Takeda to enrol 5000 patients in giant multiple myeloma trial
Posted: 1 September 2016 | Niamh Louise Marriott, Digital Content Producer | 2 comments
Takeda’s global non-interventional, observational multiple myeloma study is now enrolling patients, aiming to have 5,000 patients over three years with a goal of following each patient for a minimum of five years in an effort to track patterns in disease presentation, patient characteristics, treatment and outcomes, thereby enhancing the understanding of real world experience of patients with multiple myeloma…
Takeda’s global non-interventional, observational multiple myeloma study is now enrolling patients, aiming to have 5,000 patients over three years with a goal of following each patient for a minimum of five years in an effort to track patterns in disease presentation, patient characteristics, treatment and outcomes, thereby enhancing the understanding of real world experience of patients with multiple myeloma.
First hand experience
“As both a physician and a patient, I have seen – and experienced – rapid changes in the approach to multiple myeloma treatment. Even with the recent introduction of new therapies, more work needs to be done to improve outcomes for patients across the globe,” said Jim Omel, MD, INSIGHT-MM Steering Committee member, who was diagnosed with multiple myeloma in 1997.
“The INSIGHT-MM study gives the community an opportunity to work together to better understand how clinical advances affect multiple myeloma patients in the real world.”
“In relatively rare diseases, such as multiple myeloma, we often lack access to large datasets that can help inform decisions in our practices,” said Faith Davies, MD, Professor of Medicine and Medical Director, Myeloma Institute, University of Arkansas for Medical Sciences, INSIGHT-MM Steering Committee Co-Chair.
“By gathering comprehensive real world data on this scale, we will have the opportunity to identify best practices from across the globe to help us better understand what works and what doesn’t for specific patients. These learnings can in turn enhance our efforts to improve disease management for people living with multiple myeloma.”

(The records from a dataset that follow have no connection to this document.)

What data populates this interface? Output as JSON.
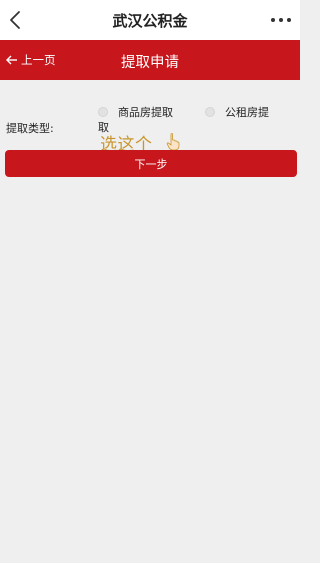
{
  "nav": {
    "title": "武汉公积金"
  },
  "header": {
    "back_label": "上一页",
    "title": "提取申请"
  },
  "form": {
    "type_label": "提取类型:",
    "options": [
      {
        "label": "商品房提取",
        "selected": false
      },
      {
        "label": "公租房提",
        "selected": false
      }
    ],
    "option2_wrap": "取",
    "annotation": "选这个"
  },
  "actions": {
    "next_label": "下一步"
  },
  "colors": {
    "brand_red": "#c8161d",
    "background": "#efefef",
    "annotation": "#c9962e"
  }
}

Multiple myeloma is a cancer of the plasma cells, which are found in the bone marrow. In multiple myeloma, a group of monoclonal plasma cells, or myeloma cells, becomes cancerous and multiplies. These malignant plasma cells have the potential to affect many bones in the body, possibly resulting in compression fractures, lytic bone lesions and related pain.

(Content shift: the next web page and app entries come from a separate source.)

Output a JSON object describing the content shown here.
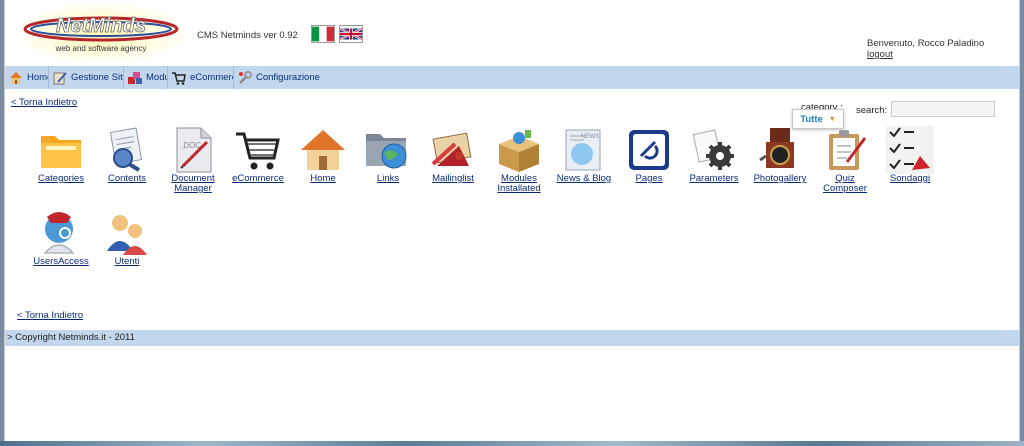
{
  "header": {
    "brand_logo_text": "NetMinds",
    "brand_tagline": "web and software agency",
    "cms_version": "CMS Netminds ver 0.92",
    "welcome_text": "Benvenuto, Rocco Paladino",
    "logout_label": "logout"
  },
  "nav": {
    "items": [
      {
        "label": "Home",
        "icon": "home-icon"
      },
      {
        "label": "Gestione Sito",
        "icon": "edit-icon"
      },
      {
        "label": "Moduli",
        "icon": "modules-icon"
      },
      {
        "label": "eCommerce",
        "icon": "cart-icon"
      },
      {
        "label": "Configurazione",
        "icon": "config-icon"
      }
    ]
  },
  "back_link": "< Torna Indietro",
  "filters": {
    "category_label": "category :",
    "category_value": "Tutte",
    "search_label": "search:",
    "search_value": ""
  },
  "modules": [
    {
      "label": "Categories",
      "icon": "folder-icon"
    },
    {
      "label": "Contents",
      "icon": "contents-icon"
    },
    {
      "label": "Document Manager",
      "icon": "document-icon"
    },
    {
      "label": "eCommerce",
      "icon": "cart-icon"
    },
    {
      "label": "Home",
      "icon": "home-icon"
    },
    {
      "label": "Links",
      "icon": "globe-folder-icon"
    },
    {
      "label": "Mailinglist",
      "icon": "mail-icon"
    },
    {
      "label": "Modules Installated",
      "icon": "box-icon"
    },
    {
      "label": "News & Blog",
      "icon": "news-icon"
    },
    {
      "label": "Pages",
      "icon": "pages-icon"
    },
    {
      "label": "Parameters",
      "icon": "gear-icon"
    },
    {
      "label": "Photogallery",
      "icon": "camera-icon"
    },
    {
      "label": "Quiz Composer",
      "icon": "clipboard-icon"
    },
    {
      "label": "Sondaggi",
      "icon": "checklist-icon"
    },
    {
      "label": "UsersAccess",
      "icon": "user-access-icon"
    },
    {
      "label": "Utenti",
      "icon": "users-icon"
    }
  ],
  "footer": {
    "copyright": "> Copyright Netminds.it - 2011"
  },
  "colors": {
    "nav_bg": "#c2d6ee",
    "link": "#0a2a7a",
    "accent": "#1d7fc1"
  }
}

Multiple myeloma can cause a number of serious health problems affecting the bones, immune system, kidneys and red blood cell count, with some of the more common symptoms including bone pain and fatigue, a symptom of anaemia. Multiple myeloma is a rare form of cancer, with approximately 30,000 new cases in the US, 39,000 new cases in the EU and 114,000 new cases globally per year.
Study sites at the University of Arkansas for Medical Sciences; the University of California, San Diego; and the University of Cincinnati Cancer Institute – the first three of an anticipated more than 150 global locations – are now active and have enrolled the first patients in the study.
Led by an international steering committee of myeloma experts, the INSIGHT-MM study will gather data via routine office visits, medical records and patient self-reported outcomes. Participation in INSIGHT-MM, a non-interventional study, will not determine or alter patients’ treatment; rather, patients will receive their usual therapy as determined by their healthcare provider during the course of their care. Designed to be collaborative, INSIGHT-MM remains open for the multiple myeloma community to propose analyses and request data that has been collected during the study.
“With patients and multiple myeloma experts, we designed the innovative INSIGHT-MM trial to be an open source of data – large enough to reveal differences and trends globally. We invite collaborations from other similar studies in order to increase the size of available databases and move us closer to a future when robust data on multiple myeloma enables us change the face of the disease.”
The INSIGHT-MM study is currently enrolling patients in the United States and will soon be enrolling patients globally. The following countries are participating in the INSIGHT-MM study: The United States, the United Kingdom, Germany, Italy, Spain, Brazil, Israel, France, Belgium, Greece, Mexico, China, Taiwan, Colombia and Turkey.